╭─ DATA
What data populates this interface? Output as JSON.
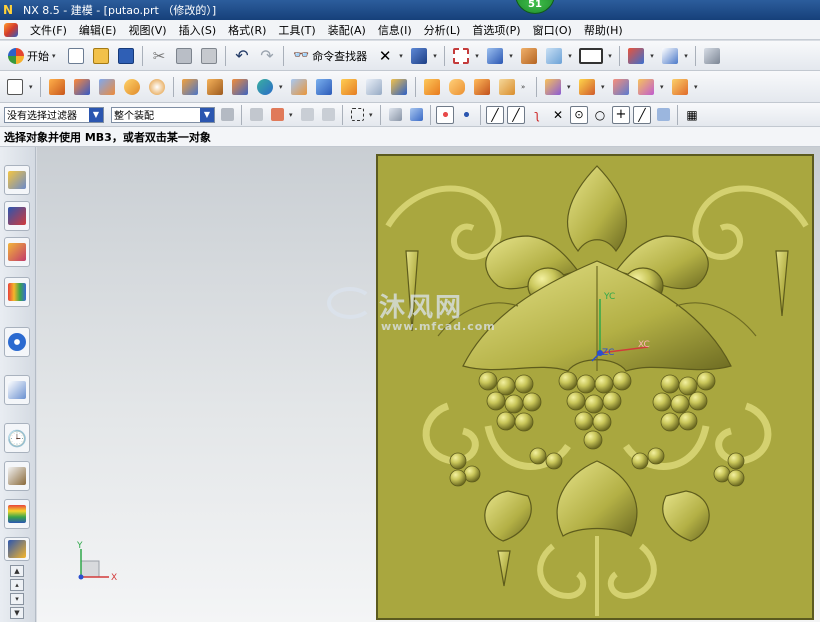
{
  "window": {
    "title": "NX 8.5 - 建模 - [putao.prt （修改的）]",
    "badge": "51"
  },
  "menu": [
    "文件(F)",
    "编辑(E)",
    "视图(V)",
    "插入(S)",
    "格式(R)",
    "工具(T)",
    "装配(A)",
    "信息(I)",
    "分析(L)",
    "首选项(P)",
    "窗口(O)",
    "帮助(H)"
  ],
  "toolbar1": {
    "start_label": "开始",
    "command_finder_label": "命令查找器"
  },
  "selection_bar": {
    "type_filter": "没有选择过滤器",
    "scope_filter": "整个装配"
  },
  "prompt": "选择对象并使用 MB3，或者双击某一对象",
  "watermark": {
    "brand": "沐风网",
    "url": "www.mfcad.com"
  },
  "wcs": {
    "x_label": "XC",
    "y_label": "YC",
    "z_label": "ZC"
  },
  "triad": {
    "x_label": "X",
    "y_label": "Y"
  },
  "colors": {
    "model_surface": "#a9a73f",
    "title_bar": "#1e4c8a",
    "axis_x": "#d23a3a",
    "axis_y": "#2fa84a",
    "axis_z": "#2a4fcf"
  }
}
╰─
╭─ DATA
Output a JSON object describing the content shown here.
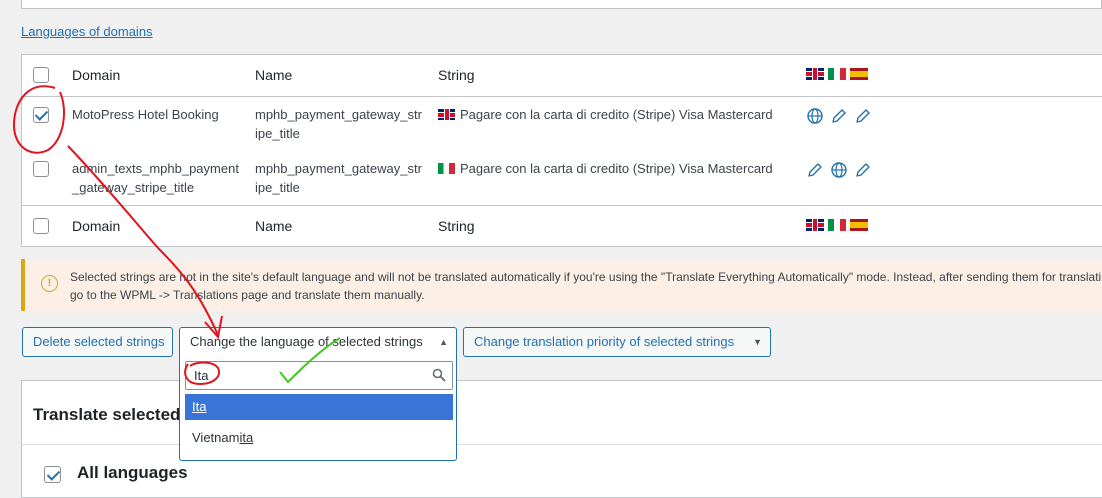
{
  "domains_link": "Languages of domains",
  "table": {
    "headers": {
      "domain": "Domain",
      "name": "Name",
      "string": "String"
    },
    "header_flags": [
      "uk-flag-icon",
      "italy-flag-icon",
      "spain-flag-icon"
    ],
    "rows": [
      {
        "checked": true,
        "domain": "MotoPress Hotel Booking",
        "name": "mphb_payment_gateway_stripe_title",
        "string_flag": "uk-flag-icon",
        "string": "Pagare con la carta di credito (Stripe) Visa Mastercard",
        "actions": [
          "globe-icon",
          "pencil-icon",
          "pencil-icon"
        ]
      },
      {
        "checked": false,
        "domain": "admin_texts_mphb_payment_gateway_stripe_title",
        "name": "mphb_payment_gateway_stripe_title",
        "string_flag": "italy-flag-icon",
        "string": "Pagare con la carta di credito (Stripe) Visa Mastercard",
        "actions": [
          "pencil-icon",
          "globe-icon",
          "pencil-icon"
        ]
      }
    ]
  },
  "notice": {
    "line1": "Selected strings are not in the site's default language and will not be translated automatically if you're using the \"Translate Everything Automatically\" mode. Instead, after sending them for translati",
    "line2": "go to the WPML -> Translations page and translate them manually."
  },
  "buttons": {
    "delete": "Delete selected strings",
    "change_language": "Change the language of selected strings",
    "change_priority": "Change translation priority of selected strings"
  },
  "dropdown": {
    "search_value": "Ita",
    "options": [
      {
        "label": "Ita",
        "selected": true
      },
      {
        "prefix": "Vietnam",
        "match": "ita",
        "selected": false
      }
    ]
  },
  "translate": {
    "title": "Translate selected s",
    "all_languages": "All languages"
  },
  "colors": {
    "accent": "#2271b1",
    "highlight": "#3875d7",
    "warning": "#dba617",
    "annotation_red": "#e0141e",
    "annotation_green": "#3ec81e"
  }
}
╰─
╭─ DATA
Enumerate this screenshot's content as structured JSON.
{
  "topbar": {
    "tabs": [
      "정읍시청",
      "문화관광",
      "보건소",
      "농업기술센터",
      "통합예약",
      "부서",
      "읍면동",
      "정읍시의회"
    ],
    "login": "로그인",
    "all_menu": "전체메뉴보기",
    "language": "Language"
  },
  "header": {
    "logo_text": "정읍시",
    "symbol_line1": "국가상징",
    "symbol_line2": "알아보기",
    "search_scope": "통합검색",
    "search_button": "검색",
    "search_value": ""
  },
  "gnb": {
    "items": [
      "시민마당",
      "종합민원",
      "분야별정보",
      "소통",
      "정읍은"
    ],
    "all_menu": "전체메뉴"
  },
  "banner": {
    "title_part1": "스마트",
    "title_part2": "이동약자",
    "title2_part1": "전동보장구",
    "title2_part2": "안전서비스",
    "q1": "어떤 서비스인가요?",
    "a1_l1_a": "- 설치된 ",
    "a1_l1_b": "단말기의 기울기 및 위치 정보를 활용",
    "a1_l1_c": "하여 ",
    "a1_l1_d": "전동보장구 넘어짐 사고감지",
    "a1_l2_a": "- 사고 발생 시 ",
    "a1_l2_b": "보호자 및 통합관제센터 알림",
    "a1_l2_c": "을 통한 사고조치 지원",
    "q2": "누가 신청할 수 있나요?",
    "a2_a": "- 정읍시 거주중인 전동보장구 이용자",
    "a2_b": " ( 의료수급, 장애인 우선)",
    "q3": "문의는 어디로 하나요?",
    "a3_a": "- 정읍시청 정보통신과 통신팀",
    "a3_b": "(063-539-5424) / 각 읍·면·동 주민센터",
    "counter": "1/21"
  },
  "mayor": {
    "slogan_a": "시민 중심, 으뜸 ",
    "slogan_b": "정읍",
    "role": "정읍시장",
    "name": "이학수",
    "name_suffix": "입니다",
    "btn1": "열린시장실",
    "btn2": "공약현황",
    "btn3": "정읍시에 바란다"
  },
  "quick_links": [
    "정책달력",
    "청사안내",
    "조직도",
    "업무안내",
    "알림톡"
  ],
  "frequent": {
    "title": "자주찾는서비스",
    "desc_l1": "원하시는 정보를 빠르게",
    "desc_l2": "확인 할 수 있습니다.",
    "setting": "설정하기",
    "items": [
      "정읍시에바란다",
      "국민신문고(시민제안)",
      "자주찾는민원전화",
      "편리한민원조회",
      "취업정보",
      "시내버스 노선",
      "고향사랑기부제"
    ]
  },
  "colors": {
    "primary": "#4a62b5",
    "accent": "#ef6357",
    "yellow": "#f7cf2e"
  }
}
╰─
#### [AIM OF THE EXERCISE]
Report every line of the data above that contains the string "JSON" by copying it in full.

#### [ANSWER TO THIS EXERCISE]
What data populates this interface? Output as JSON.
Output a JSON object describing the content shown here.
Enumerate this screenshot's content as structured JSON.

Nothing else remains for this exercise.